"You remind me of a childhood friend. So much. She still lives in Belgium. When you go there one day, you should meet her." Regine Verougstraete, now living in Los Angeles, was my back seat buddy as the four of us drove to the Korean spa where we would spend the afternoon.
The anticipation was exciting and excruciating. Exciting because, having grown up in the southeast part of the US, I'd never been in a Korean spa before. Excruciating because it's common practice to take off your clothes when you enter these places. I was spending the afternoon with my new friends, 3 gorgeous women who have enjoyed this and other such spas many times before. I, on the other hand, generally make it a practice not to remove my clothes on a Sunday afternoon with any of my girlfriends - old or new.
It's not that I'm a prude. Far from it. Actually, I rather love the sensation of nudity. It's just this whole "body image" issue. I could write pages. I won't. Let's just say my habit of keeping my clothes on in a room filled with people I don't know is well established.
So Mara drove on and she and Brenna, my LA hostess, gabbed in the front seat as I sat riveted by my new exotic friend in the back. Regine is an artist from Belgium and everything about her presence was, to me, enthralling. The word that comes to mind today as I think of her is that she "shimmers." It's not a word I generally use, but okay. We'll go with that. I felt a connection and comfort level with each of these women, and in this moment, I couldn't imagine being anywhere else.
But the thing about the public nudity... it was there. Not a huge deal, but still, resting quietly under the surface, occasionally popping back up. Since Brenna had invited me a couple of days before, I'd decided that my "try as many new things as possible, no matter how uncomfortable it makes you" would get a run for its money and no matter how outside my comfort level it might take me, it's exactly what I wanted to do. As is often the case when something is on my mind, I now decided that maybe it would be good to just talk about it for a bit. Sometimes saying words aloud helps to demystify a perceived issue.
"Today feels like kind of a big deal," I told Regine. She smiled and nodded. "Yes?" and encouraged me to continue. "Well, I'm really looking forward to going. It's exciting! But I don't even usually take my clothes off in front of my best friend." My new friend nodded again. Then she looked at me intensely, still smiling, and raised an eyebrow. "This would probably be a good time to tell you something." I invited her to say more. "I'm The One Breasted Woman," she said directly. "I had cancer and I've lost one of my breasts."
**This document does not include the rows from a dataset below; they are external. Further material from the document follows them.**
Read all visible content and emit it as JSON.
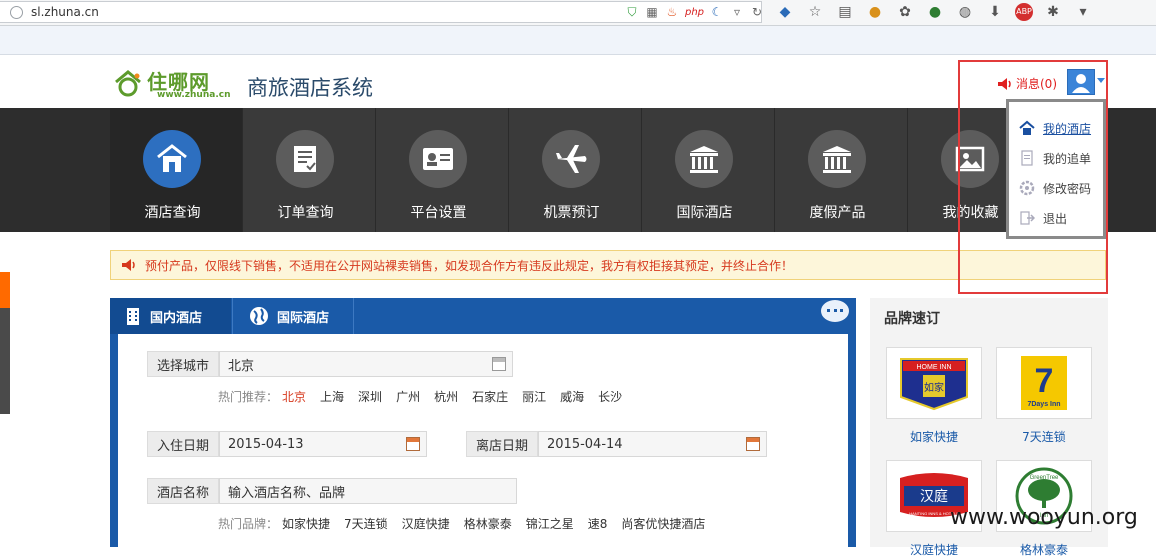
{
  "browser": {
    "url": "sl.zhuna.cn",
    "url_icons": [
      "shield-icon",
      "qr-icon",
      "fire-icon",
      "php-icon",
      "moon-icon",
      "dropdown-icon",
      "reload-icon"
    ],
    "php_label": "php",
    "abp_label": "ABP"
  },
  "header": {
    "logo_cn": "住哪网",
    "logo_url": "www.zhuna.cn",
    "site_title": "商旅酒店系统",
    "message_label": "消息(0)"
  },
  "nav": {
    "items": [
      {
        "label": "酒店查询",
        "icon": "house-icon",
        "active": true
      },
      {
        "label": "订单查询",
        "icon": "order-icon",
        "active": false
      },
      {
        "label": "平台设置",
        "icon": "id-card-icon",
        "active": false
      },
      {
        "label": "机票预订",
        "icon": "airplane-icon",
        "active": false
      },
      {
        "label": "国际酒店",
        "icon": "building-icon",
        "active": false
      },
      {
        "label": "度假产品",
        "icon": "building-icon",
        "active": false
      },
      {
        "label": "我的收藏",
        "icon": "picture-icon",
        "active": false
      }
    ]
  },
  "user_menu": {
    "items": [
      {
        "label": "我的酒店",
        "icon": "home-icon"
      },
      {
        "label": "我的追单",
        "icon": "document-icon"
      },
      {
        "label": "修改密码",
        "icon": "gear-icon"
      },
      {
        "label": "退出",
        "icon": "logout-icon"
      }
    ]
  },
  "notice": {
    "text": "预付产品，仅限线下销售，不适用在公开网站裸卖销售，如发现合作方有违反此规定，我方有权拒接其预定，并终止合作！"
  },
  "search": {
    "tabs": [
      "国内酒店",
      "国际酒店"
    ],
    "city_label": "选择城市",
    "city_value": "北京",
    "hot_city_prefix": "热门推荐：",
    "hot_cities": [
      "北京",
      "上海",
      "深圳",
      "广州",
      "杭州",
      "石家庄",
      "丽江",
      "威海",
      "长沙"
    ],
    "checkin_label": "入住日期",
    "checkin_value": "2015-04-13",
    "checkout_label": "离店日期",
    "checkout_value": "2015-04-14",
    "hotel_label": "酒店名称",
    "hotel_placeholder": "输入酒店名称、品牌",
    "hot_brand_prefix": "热门品牌：",
    "hot_brands": [
      "如家快捷",
      "7天连锁",
      "汉庭快捷",
      "格林豪泰",
      "锦江之星",
      "速8",
      "尚客优快捷酒店"
    ]
  },
  "brands": {
    "title": "品牌速订",
    "items": [
      {
        "name": "如家快捷",
        "logo_text": "如家",
        "logo_top": "HOME INN"
      },
      {
        "name": "7天连锁",
        "logo_text": "7",
        "logo_top": "7Days Inn"
      },
      {
        "name": "汉庭快捷",
        "logo_text": "汉庭",
        "logo_top": "HANTING INNS & HOTELS"
      },
      {
        "name": "格林豪泰",
        "logo_text": "GreenTree",
        "logo_top": "Inn"
      }
    ]
  },
  "watermark": "www.wooyun.org",
  "colors": {
    "nav_bg": "#2d2d2d",
    "nav_active_circle": "#2d6fc0",
    "panel_blue": "#1a5aa8",
    "notice_red": "#d6391e",
    "highlight_box": "#e23b3b"
  }
}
It was then that I realized the relativity at play. To me, having more weight on my body than I'd like to carry is a big deal. Clearly not big a deal enough to have managed to do anything about it - yet - but still, sometimes enough of a deal that it affects my enjoyment of various activities. And? Sometimes I'm reminded that there are much bigger issues I could be dealing with.
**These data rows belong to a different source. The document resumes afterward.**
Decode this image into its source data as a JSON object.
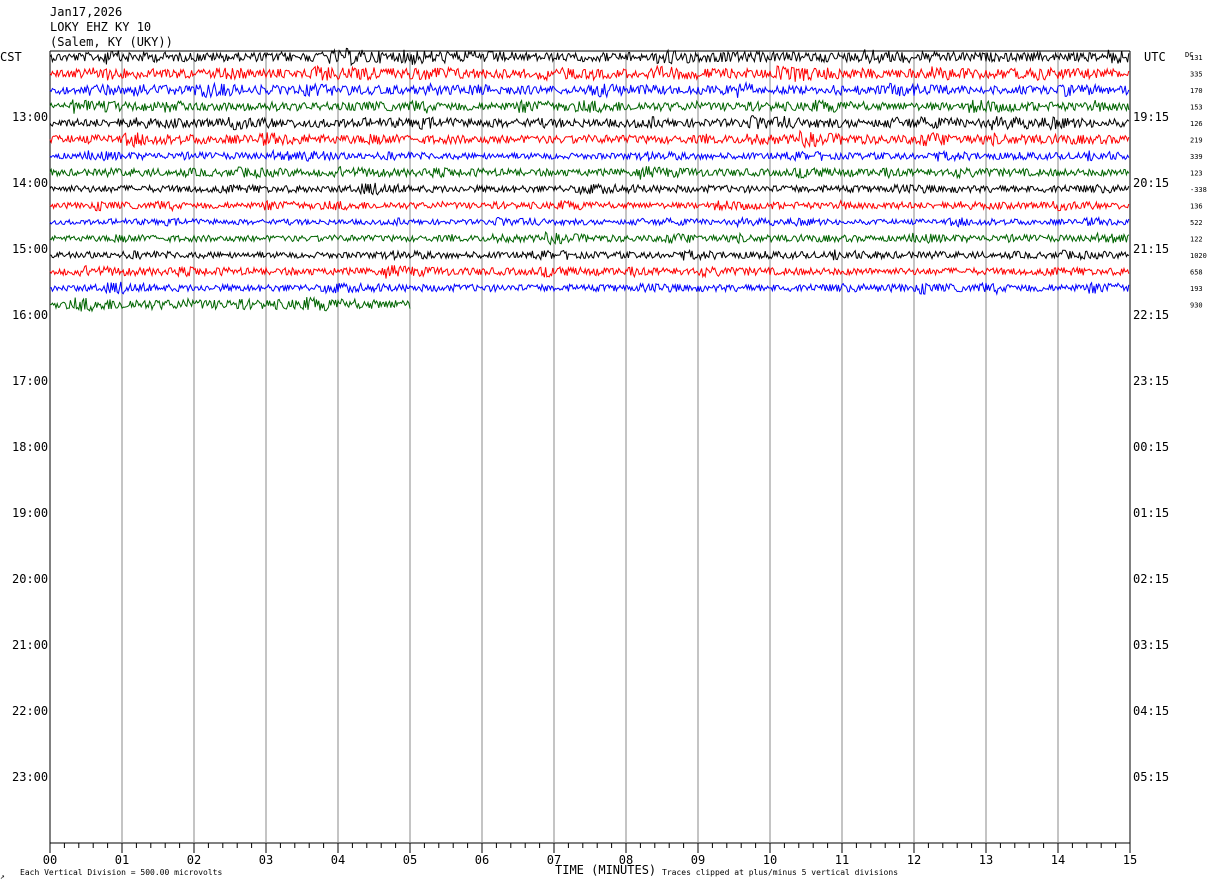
{
  "header": {
    "date": "Jan17,2026",
    "station": "LOKY EHZ KY 10",
    "location": "(Salem, KY (UKY))"
  },
  "axes": {
    "left_timezone": "CST",
    "right_timezone": "UTC",
    "dc_label": "DC",
    "xlabel": "TIME (MINUTES)",
    "x_ticks": [
      "00",
      "01",
      "02",
      "03",
      "04",
      "05",
      "06",
      "07",
      "08",
      "09",
      "10",
      "11",
      "12",
      "13",
      "14",
      "15"
    ],
    "left_hour_labels": [
      "13:00",
      "14:00",
      "15:00",
      "16:00",
      "17:00",
      "18:00",
      "19:00",
      "20:00",
      "21:00",
      "22:00",
      "23:00"
    ],
    "right_hour_labels": [
      "19:15",
      "20:15",
      "21:15",
      "22:15",
      "23:15",
      "00:15",
      "01:15",
      "02:15",
      "03:15",
      "04:15",
      "05:15"
    ]
  },
  "footer": {
    "scale_note": "Each Vertical Division =  500.00 microvolts",
    "clip_note": "Traces clipped at plus/minus 5 vertical divisions",
    "corner_mark": "↗"
  },
  "chart_data": {
    "type": "line",
    "title": "LOKY EHZ KY 10",
    "xlabel": "TIME (MINUTES)",
    "xlim": [
      0,
      15
    ],
    "grid": true,
    "colors": [
      "#000000",
      "#ff0000",
      "#0000ff",
      "#006400"
    ],
    "traces": [
      {
        "dc": "131",
        "color": "#000000",
        "amp": 4.5,
        "end_min": 15
      },
      {
        "dc": "335",
        "color": "#ff0000",
        "amp": 4.5,
        "end_min": 15
      },
      {
        "dc": "170",
        "color": "#0000ff",
        "amp": 4.0,
        "end_min": 15
      },
      {
        "dc": "153",
        "color": "#006400",
        "amp": 4.0,
        "end_min": 15
      },
      {
        "dc": "126",
        "color": "#000000",
        "amp": 4.0,
        "end_min": 15
      },
      {
        "dc": "219",
        "color": "#ff0000",
        "amp": 4.0,
        "end_min": 15
      },
      {
        "dc": "339",
        "color": "#0000ff",
        "amp": 3.0,
        "end_min": 15
      },
      {
        "dc": "123",
        "color": "#006400",
        "amp": 3.5,
        "end_min": 15
      },
      {
        "dc": "-338",
        "color": "#000000",
        "amp": 3.5,
        "end_min": 15
      },
      {
        "dc": "136",
        "color": "#ff0000",
        "amp": 3.0,
        "end_min": 15
      },
      {
        "dc": "522",
        "color": "#0000ff",
        "amp": 2.5,
        "end_min": 15
      },
      {
        "dc": "122",
        "color": "#006400",
        "amp": 3.0,
        "end_min": 15
      },
      {
        "dc": "1020",
        "color": "#000000",
        "amp": 3.0,
        "end_min": 15
      },
      {
        "dc": "658",
        "color": "#ff0000",
        "amp": 3.5,
        "end_min": 15
      },
      {
        "dc": "193",
        "color": "#0000ff",
        "amp": 3.5,
        "end_min": 15
      },
      {
        "dc": "930",
        "color": "#006400",
        "amp": 4.5,
        "end_min": 5
      }
    ]
  }
}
But a different lesson emerged than just the "remember to count your blessings" or the one about how all our issues are relative. I also realized that while here was a gorgeous, fascinating, Light Filled European woman in front of me who happened to also have one less breast than I did, nothing about this difference in any way impacted my observation of her beauty. It's not that I was unfeeling about her loss nor that I felt an inability to respect or have empathy for the struggles she's been through with her fight with cancer. It's merely that at no time, clothed or unclothed, did I look at her and think of her as remotely less beautiful than I would have had her body never been cut.
We spent the afternoon moving from whirlpool to plunging pool, one filled with steaming mugworts tea, another freezing cold, and steam rooms with jade walls and charcoal ceilings. We lay under blankets on warm marble slabs, and scrubbed our bodies and each other's backs with special creams and scrubs and rough mitts, indulging ourselves in the luxury one often doesn't indulge in on an ordinary afternoon. We spoke in low voices, laughing, bonding, connecting through our commonalities and our differences. And never once did I feel it mattered that my body was heavier than any of theirs. Any more than it mattered that all three of their bodies have likely been changed by carrying and perhaps nursing children, while my own has not. I just never noticed.
"They" are always quick to remind us that beauty is in the eye of the beholder. And I tend to think that they're right. I also think it's important to remember to be as kind to ourselves as we are to others and these others are to us.
Regine has been on my mind a lot lately, and I wanted to share a link to a blog post she wrote about recent pain in her remaining breast. It's some of the most candid and revealing writing I've read in a while. She also shares some touch drawings she did as a part of her personal therapy and work toward finding peace and balance in the face of her fears. Perhaps you'll find it as poignant as I did. I hope so.